The datafication in transformative agreements for open access publishing

Transformative agreements are an increasingly common way for universities and consortia to shift publisher business models towards open access. They do this through a prearranged payment that allows institutions to access subscription content while allowing future research to published in an openly accessible form. These deals are a way for publishers to continue to receive […]

How can we understand the different effects of UKRI’s open access policy on small learned societies in the humanities?

The UKRI open access consultation deadline is this Friday and we’re likely to see a flurry of responses leading up to it. One response to the consultation caught my eye today from the Friends of Coleridge, a society that ‘exists to foster interest in the life and works of the poet Samuel Taylor Coleridge and […]

COVID-19 and the future of open access

On February 26th, what feels like a lifetime ago now, the Los Angeles Times published a column with the headline ‘COVID-19 could kill the for-profit science publishing model. That would be a good thing’. Its author, Michael Hiltzik, argues that for-profit publishing is ‘under assault by universities and government agencies frustrated at being forced to […]

The undecidable nature of predatory publishing

The term ‘predatory publisher’ reveals a limit of language – or rather it asks too much of language. It seeks a binary separation between ‘predatory’ and ‘non-predatory’ where no such separation can exist, ultimately illustrating more about the motivations and hidden biases about the accuser than the supposedly predatory journal at hand. We therefore need […]

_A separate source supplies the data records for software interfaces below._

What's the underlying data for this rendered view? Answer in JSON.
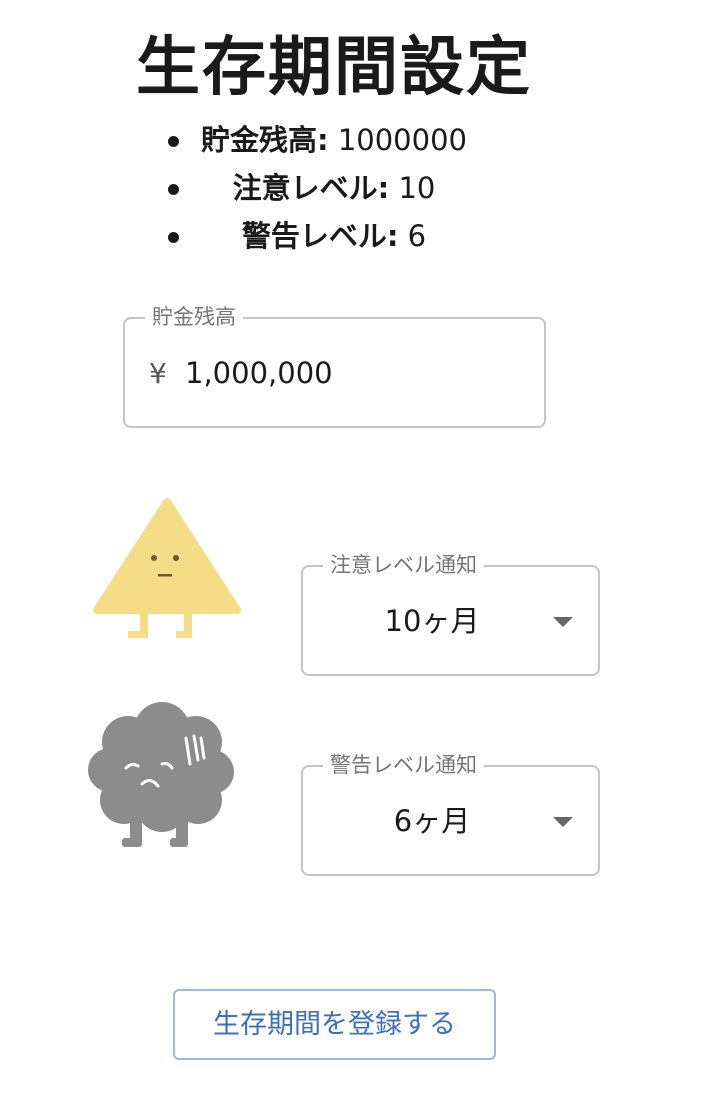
{
  "page": {
    "title": "生存期間設定"
  },
  "summary": [
    {
      "label": "貯金残高:",
      "value": " 1000000"
    },
    {
      "label": "注意レベル:",
      "value": " 10"
    },
    {
      "label": "警告レベル:",
      "value": " 6"
    }
  ],
  "savings": {
    "label": "貯金残高",
    "currency_symbol": "¥",
    "value": "1,000,000"
  },
  "caution": {
    "label": "注意レベル通知",
    "selected": "10ヶ月",
    "color": "#f5dd85"
  },
  "warning": {
    "label": "警告レベル通知",
    "selected": "6ヶ月",
    "color": "#8c8c8c"
  },
  "register_button": {
    "label": "生存期間を登録する"
  },
  "icons": {
    "caution_mascot": "triangle-character-icon",
    "warning_mascot": "cloud-character-icon",
    "dropdown": "caret-down-icon"
  }
}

Who are these ‘open access advocates’?

If you’re at all interested in open access publishing, you probably know that it has a long and complicated history. There are disagreements and differences over strategies, tactics, politics, definitions, motivations, disciplinary approaches, business models and routes to OA. Many words have been spilled over the ‘mess’ that open access has become and the fact […]

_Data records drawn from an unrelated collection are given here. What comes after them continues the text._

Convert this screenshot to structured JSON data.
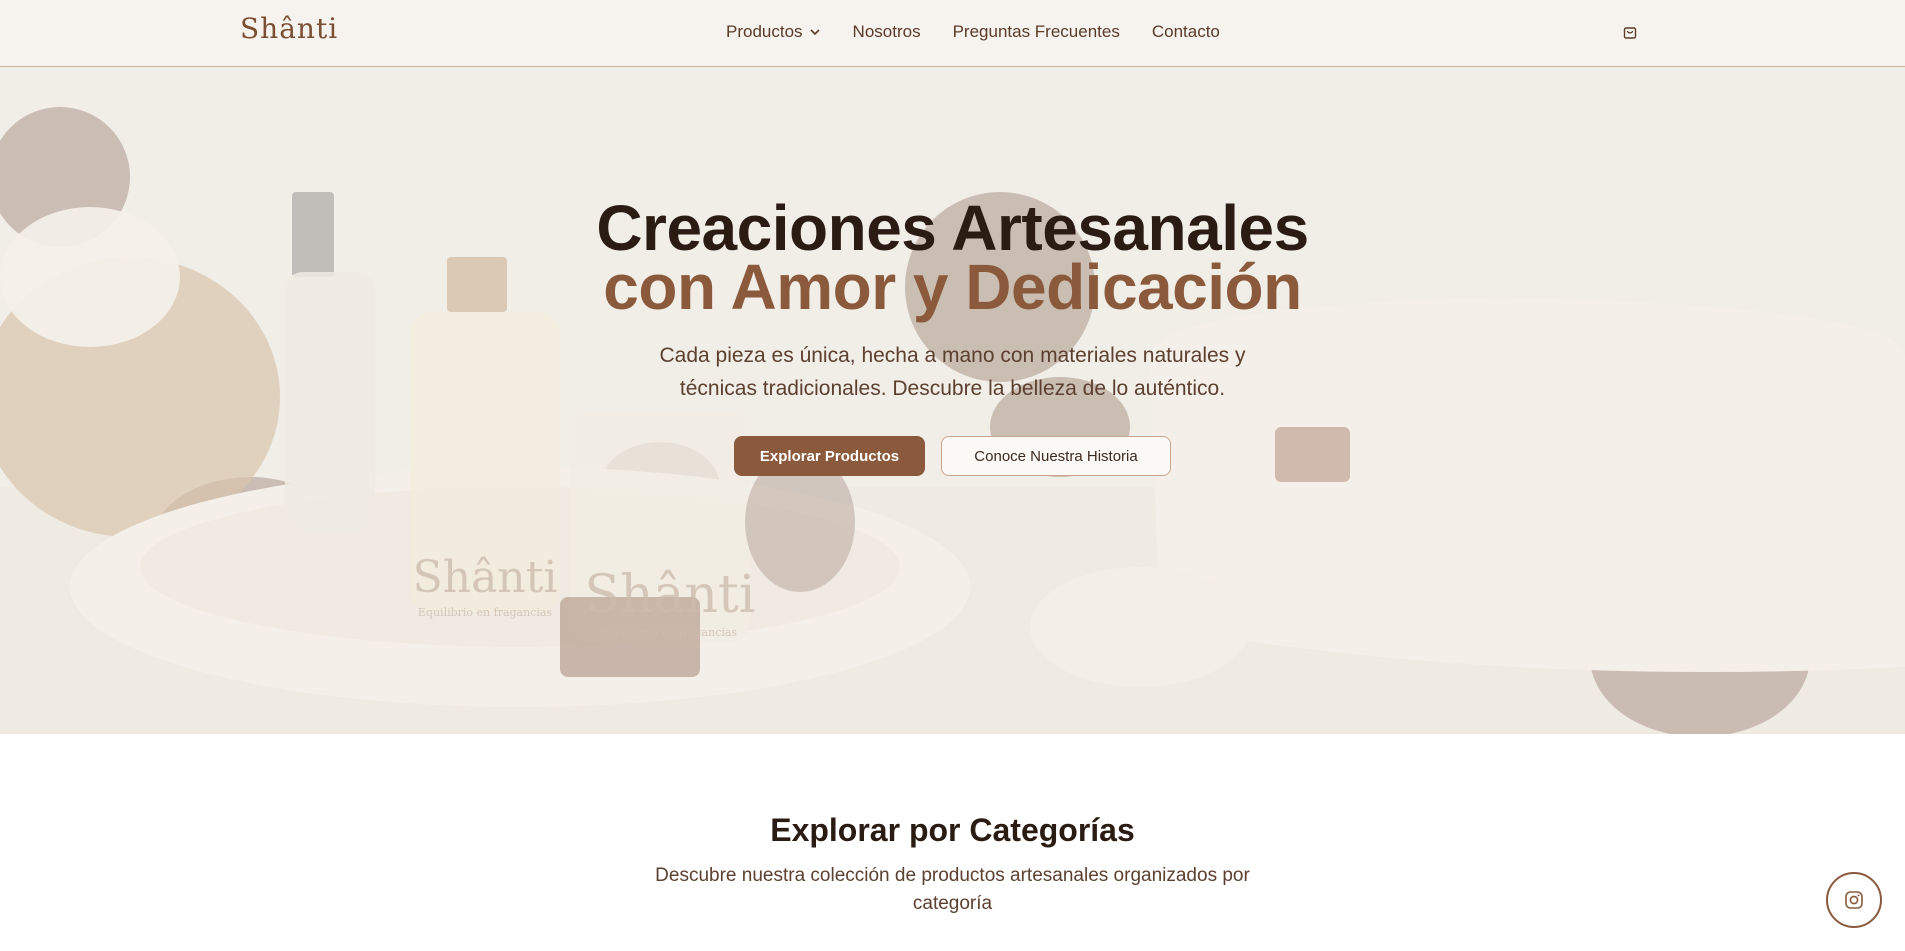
{
  "brand": {
    "logo": "Shânti"
  },
  "nav": {
    "items": [
      {
        "label": "Productos",
        "has_dropdown": true
      },
      {
        "label": "Nosotros"
      },
      {
        "label": "Preguntas Frecuentes"
      },
      {
        "label": "Contacto"
      }
    ],
    "cart_icon": "shopping-bag-icon"
  },
  "hero": {
    "title_line1": "Creaciones Artesanales",
    "title_line2": "con Amor y Dedicación",
    "subtitle": "Cada pieza es única, hecha a mano con materiales naturales y técnicas tradicionales. Descubre la belleza de lo auténtico.",
    "primary_button": "Explorar Productos",
    "secondary_button": "Conoce Nuestra Historia",
    "photo_bottle_labels": [
      "Shânti",
      "Shânti"
    ],
    "photo_bottle_sublabels": [
      "Equilibrio en fragancias",
      "Equilibrio en fragancias"
    ]
  },
  "categories": {
    "title": "Explorar por Categorías",
    "subtitle": "Descubre nuestra colección de productos artesanales organizados por categoría"
  },
  "floating": {
    "instagram_icon": "instagram-icon"
  },
  "colors": {
    "accent": "#8b5a3c",
    "dark_text": "#2b1c13",
    "nav_bg": "#f6f3ee"
  }
}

Open *By* Whom? On the Meaning of ‘Scholar-Led’

(Cross-posted on the ScholarLed blog) I write a lot about scholar-led publishing. My thesis explored the differences between scholar-led and policy-based forms of open access, and I’ve recently published an article about early academic-led experiments in e-journal publishing. I love what the ScholarLed consortium is doing for open access and look forward to seeing the […]

New publication in JASIST

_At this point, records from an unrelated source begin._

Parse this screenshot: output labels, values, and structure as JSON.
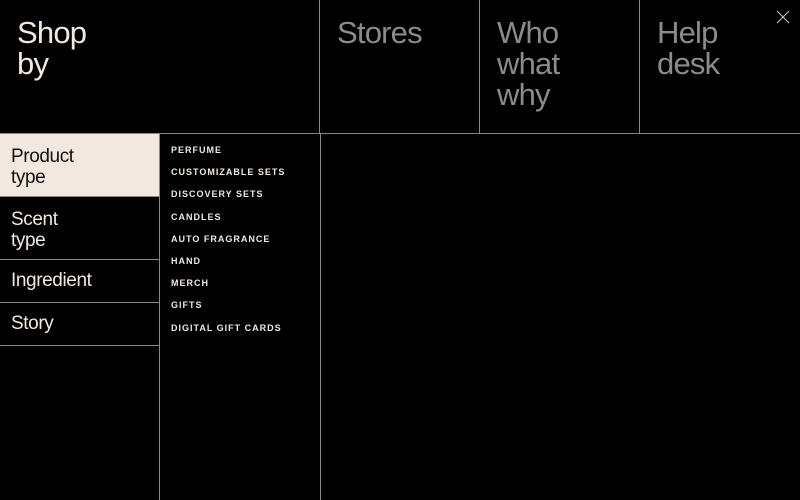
{
  "header": {
    "shop_by": "Shop\nby",
    "nav": [
      {
        "label": "Stores"
      },
      {
        "label": "Who\nwhat\nwhy"
      },
      {
        "label": "Help\ndesk"
      }
    ],
    "close_icon": "close-icon"
  },
  "categories": {
    "active_index": 0,
    "items": [
      {
        "label": "Product\ntype"
      },
      {
        "label": "Scent\ntype"
      },
      {
        "label": "Ingredient"
      },
      {
        "label": "Story"
      }
    ]
  },
  "subcategories": {
    "items": [
      "Perfume",
      "Customizable Sets",
      "Discovery Sets",
      "Candles",
      "Auto Fragrance",
      "Hand",
      "Merch",
      "Gifts",
      "Digital Gift Cards"
    ]
  },
  "colors": {
    "background": "#000000",
    "text_light": "#f2e8df",
    "text_muted": "#8e8a86",
    "active_bg": "#f2e8df",
    "divider": "#8a8580"
  }
}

I have recently had an article published in the Journal of the Association for Information Science and Technology (JASIST) entitled ‘Revisiting “the 1990s debutante”: Scholar‐led publishing and the prehistory of the open access movement’. The article explores a small number of early scholar-led e-journals and their relevance to open access today. It is currently freely […]